Trying to make it as an artist when your income is just not enough:
This weekend I have the run of Rottenstone Pottery, the local gallery that carries my work. It’s not our busiest season, so traffic has been scattered and people poke in every now and again during mostly quiet days. When I sit the gallery I get a little pay for my time, commissions on sales, and can spend time on my own work to my heart’s content. It’s been over a year since I have taken the leap into the abyss of trying to make it as an artist, left the regularly scheduled world of working for someone else, and taken gigs and odd jobs to try and break even.
I am really lucky for having been offered various steady work waiting tables (my most recent previous form of regular income), and even other full time or part time regular jobs. In this climate of unemployment and job insecurity, I am not ungrateful, but I know how easy it would be for me to neglect this commitment to myself, to pursue making, if my income is safely tied up in a steady job. Yes, I realize it is a luxury to be able to live this way, and the choices, and happenstance of my life have allowed this. I live incredibly humbly with my dear partner who is supportive to no end, in particular, because he has his own dreams for following his creative pursuits outside of the conventional steady job hustle. He is an English teacher and a poet, New Mexico Charter School Teacher of the Year no less! He didn’t get there with an easy gig idly minding behaved and head strong students. He also struggles to support students with no other form of support, add to those, students with inclinations for dangerous forms of rebellion, with additional challenges in the work environment, and I wonder how in the world he is able to do it at all.
Still, he believes in me and takes on the lion’s share of the rent and expenses in our tiny studio apartment because he believes in what I am doing. Eventually, my craft will make our living and he will take time away to focus on his writing! For now, I am pushing away in the studio spending more than full time hours to seek a comfortable living and beyond with what I love doing. In the meantime I take jobs here and there to fill in the gaps of my income, and I have set up some ground rules to keep my head and heart in the studio. I have gotten a reputation as a good house and animal sitter and often get offered jobs in people’s homes for periods of time. I also have experience and the credentials for working in restaurants with food and alcohol and I am offered regular appealing work more than I should be lucky enough to receive. Jobs related directly to my work as a maker I will always consider. And helping friends out is really important to me as well. I have had so much help along the way I want to keep paying that forward where I am able.
My rules for staying true to the course:
1. I don’t take anyone else’s steady jobs with a regular schedule so that I can pick and choose when and where I need to be for my own work, hosting openings, pursuing representation, and promoting. This is particularly important because in this small town my busiest times of year are also the busiest times of year for most jobs I would take on.
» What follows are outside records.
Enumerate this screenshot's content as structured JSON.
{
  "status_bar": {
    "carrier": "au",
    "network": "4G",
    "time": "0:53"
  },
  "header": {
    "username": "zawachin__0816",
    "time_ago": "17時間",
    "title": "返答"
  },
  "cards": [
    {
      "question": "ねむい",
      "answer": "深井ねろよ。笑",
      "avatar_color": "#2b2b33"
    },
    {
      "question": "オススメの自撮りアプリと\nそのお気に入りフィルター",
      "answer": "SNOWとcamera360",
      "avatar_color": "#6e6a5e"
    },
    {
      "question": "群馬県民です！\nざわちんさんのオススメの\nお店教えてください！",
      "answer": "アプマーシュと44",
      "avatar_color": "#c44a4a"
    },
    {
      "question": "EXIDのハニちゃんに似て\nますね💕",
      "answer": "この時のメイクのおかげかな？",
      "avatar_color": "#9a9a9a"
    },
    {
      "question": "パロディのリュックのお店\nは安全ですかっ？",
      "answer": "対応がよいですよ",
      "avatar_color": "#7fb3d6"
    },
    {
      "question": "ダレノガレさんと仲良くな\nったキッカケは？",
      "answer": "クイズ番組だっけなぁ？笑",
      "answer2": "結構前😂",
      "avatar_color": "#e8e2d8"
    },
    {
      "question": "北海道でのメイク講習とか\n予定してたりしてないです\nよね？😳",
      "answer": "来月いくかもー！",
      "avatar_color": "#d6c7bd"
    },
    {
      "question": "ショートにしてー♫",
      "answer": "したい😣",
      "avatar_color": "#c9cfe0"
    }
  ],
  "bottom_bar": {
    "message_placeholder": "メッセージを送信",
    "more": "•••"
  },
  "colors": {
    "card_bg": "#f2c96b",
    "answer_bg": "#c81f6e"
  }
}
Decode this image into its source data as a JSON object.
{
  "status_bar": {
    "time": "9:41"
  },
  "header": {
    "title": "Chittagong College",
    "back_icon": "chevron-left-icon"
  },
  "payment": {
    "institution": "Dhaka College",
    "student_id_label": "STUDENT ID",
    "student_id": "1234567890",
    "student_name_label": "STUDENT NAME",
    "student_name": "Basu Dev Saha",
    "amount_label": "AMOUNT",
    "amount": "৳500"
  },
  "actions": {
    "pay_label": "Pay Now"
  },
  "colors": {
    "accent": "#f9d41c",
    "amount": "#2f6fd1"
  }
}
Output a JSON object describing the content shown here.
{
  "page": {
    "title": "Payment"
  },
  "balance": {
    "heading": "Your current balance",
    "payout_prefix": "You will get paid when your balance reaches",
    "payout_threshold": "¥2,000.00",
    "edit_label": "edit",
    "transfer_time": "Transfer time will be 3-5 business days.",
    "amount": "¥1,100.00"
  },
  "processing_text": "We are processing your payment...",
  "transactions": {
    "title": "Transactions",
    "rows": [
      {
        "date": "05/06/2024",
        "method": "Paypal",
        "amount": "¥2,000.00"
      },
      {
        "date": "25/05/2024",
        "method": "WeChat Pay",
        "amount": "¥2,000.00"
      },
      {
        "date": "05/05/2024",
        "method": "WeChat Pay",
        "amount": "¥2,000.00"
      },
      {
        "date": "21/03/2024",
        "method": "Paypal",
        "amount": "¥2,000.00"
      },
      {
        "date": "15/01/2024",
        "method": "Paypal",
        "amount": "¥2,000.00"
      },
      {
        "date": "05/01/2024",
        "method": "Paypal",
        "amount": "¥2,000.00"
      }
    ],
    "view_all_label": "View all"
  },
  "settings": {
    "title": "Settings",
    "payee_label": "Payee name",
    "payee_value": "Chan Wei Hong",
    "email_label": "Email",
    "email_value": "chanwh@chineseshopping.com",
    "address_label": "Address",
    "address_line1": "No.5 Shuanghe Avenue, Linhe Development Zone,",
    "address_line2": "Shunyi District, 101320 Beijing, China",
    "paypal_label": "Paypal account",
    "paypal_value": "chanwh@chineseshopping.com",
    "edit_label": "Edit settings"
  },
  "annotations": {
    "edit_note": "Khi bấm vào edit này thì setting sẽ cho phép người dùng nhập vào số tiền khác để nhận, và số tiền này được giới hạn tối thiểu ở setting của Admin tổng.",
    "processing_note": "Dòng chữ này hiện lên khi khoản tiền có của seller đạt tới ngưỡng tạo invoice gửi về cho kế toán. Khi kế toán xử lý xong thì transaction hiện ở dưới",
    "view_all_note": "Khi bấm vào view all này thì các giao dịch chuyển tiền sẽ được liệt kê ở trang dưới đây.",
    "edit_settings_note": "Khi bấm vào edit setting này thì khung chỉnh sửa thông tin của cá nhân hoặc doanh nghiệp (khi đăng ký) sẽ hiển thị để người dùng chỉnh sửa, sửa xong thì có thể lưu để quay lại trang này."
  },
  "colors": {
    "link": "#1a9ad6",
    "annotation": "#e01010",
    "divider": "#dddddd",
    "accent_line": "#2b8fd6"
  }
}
2. I cover jobs of people that I have worked comfortably with for a long time at rates that work for both of us. New house sitting and/or animal sitting jobs I make sure work with my schedule and how I value my time.
3. I don’t get tied to working a regular schedule for someone else’s dream, restaurant or whatever venture, so that I can focus on my own. The time and energy I invest in building my business as an artist is much more valuable to me.
4. I take jobs here and there for set specific times on a case by case basis catering or bar tending. When I am able and the pay is acceptable I take on opportunities and let it be known that I am available for this kind of work. Word of mouth and reputation from years of waiting tables is how I get these jobs.
5. I would take a regular schedule with a space representing my work in order to build my understanding of running a gallery and working with customers, something that helps me represent my work, and teaches me the ins and outs if ever I would want to have my own gallery.
6. I keep a regular vigorous schedule in my studio, making sure I am committing full time plus, and staying late and/or going in early or on weekends to make sure I have given myself those hours.
7. I appreciate the freedom to adjust accordingly and like to offer my help to friends wherever I can, especially when they don’t have the same luxury. My friends support me throughout the year, buying, using, and sharing my work, not to mention, welcoming me into their lives and homes.
I know I am lucky to even have the option of considering this type of life, but I have also had the opportunity to choose how humbly I want to live so that I can invest my time, energy, and resources in what is most important to me. Before this past year I was making a decent living waiting tables with enough to spare for travel, skiing, and working in my studio. Now I’m trying to have my making take on that responsibility. Looks like time will tell if that works out or not! I’ll keep you posted!